Jesus talks about the foundation of the Church coming from this understanding: God revealed to the world Jesus as the Christ; this is the beginning of a new way of understanding not only Jesus, but of God as well.
Jesus then gives Peter a bit of a surprise; he hands him the keys! Not to the car, or the house…but to the kingdom of heaven!
This gift, however, does come with consequences: whatever we bind (or create) will be bound in heaven; whatever we loose (or destroy) will be loosed in heaven.
We are given the keys to the kingdom; so what do we do now?
I don’t think Peter or the other disciples were expecting what will happen in the coming days with Jesus, as he will be arrested and ultimately executed by the authorities. I’m thinking Peter was pretty happy at the time to have received the keys…and then things changed. In what must have felt like an instant, their leader Jesus was gone, and they were now in charge. Who is supposed to lead us from here? Will there ever be anyone like Jesus again?
They must have felt like they were treading water. As other followers left their group. As they continued to have infighting as to the direction for this group to go. As they wondered what was next?
These questions were eventually revealed by the resurrected Christ. We read the stories in the beginning of the Book of Acts; or as some call it the Acts of the Holy Spirit.
We hear again and again a message of God’s Word for us, versus the world’s. And we are given the responsibilities, the keys, to share this message with the world.
But here is the thing: the keys are not for one location! The Keys to the Kingdom of God…is within us.
And this is a different understanding of embracing the Divine than those of even the Jewish faith would understand in the time of Jesus. Many Jews understood that God was experienced in the temple; this is where God wanted the Jewish people, in Israel, and the temple represented God’s presence here on earth. And this is why even today there is so much at risk for those who associate such ideologies with the land of Israel and Palestine in the Middle East.
But Jesus shares a different message. We have been given the keys, and the kingdom of God is all around us, and within us.
The early Christians embraced this message as they began to form their new churches in the poorest parts of town, where it was unclean to go. The Apostle Paul shared this message of God’s Spirit within us as he reminded to not live by the rules of the world, but by God’s law within us. The Iona Community lives this message out as they are a dispersed community, sent out into the world to share the message of Christ. And we are reminded when we hear Jesus’ words this morning.

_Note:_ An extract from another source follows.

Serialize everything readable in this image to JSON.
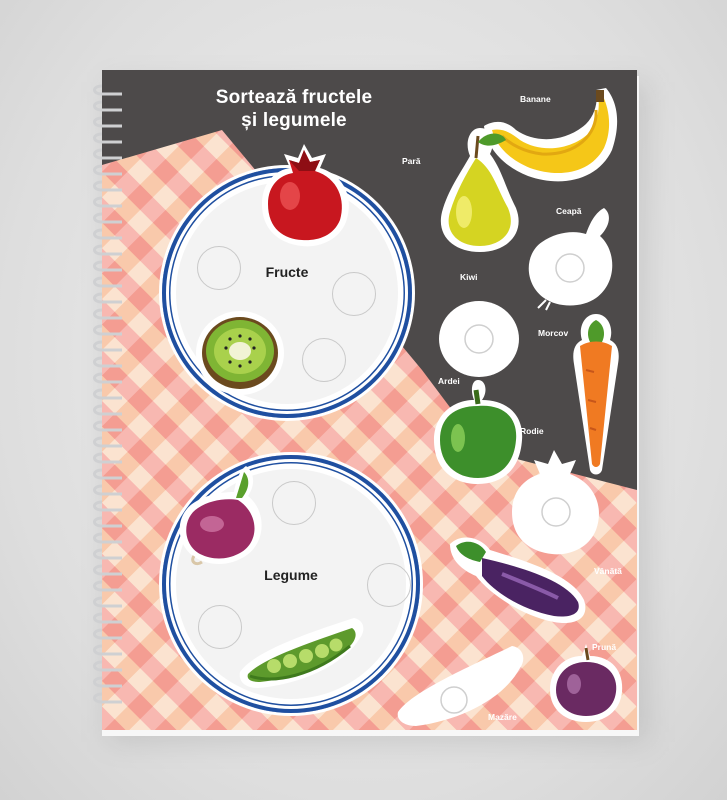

The good News is that God has given us the Holy Spirit to share the message of God’s love in Christ with the world. We have received the keys to the kingdom. We are the key masters. Christ is the gate keeper. The kingdom of God is within us!
What we do with it; well, that’s the next part of our pilgrimage; our spiritual journey. Amen.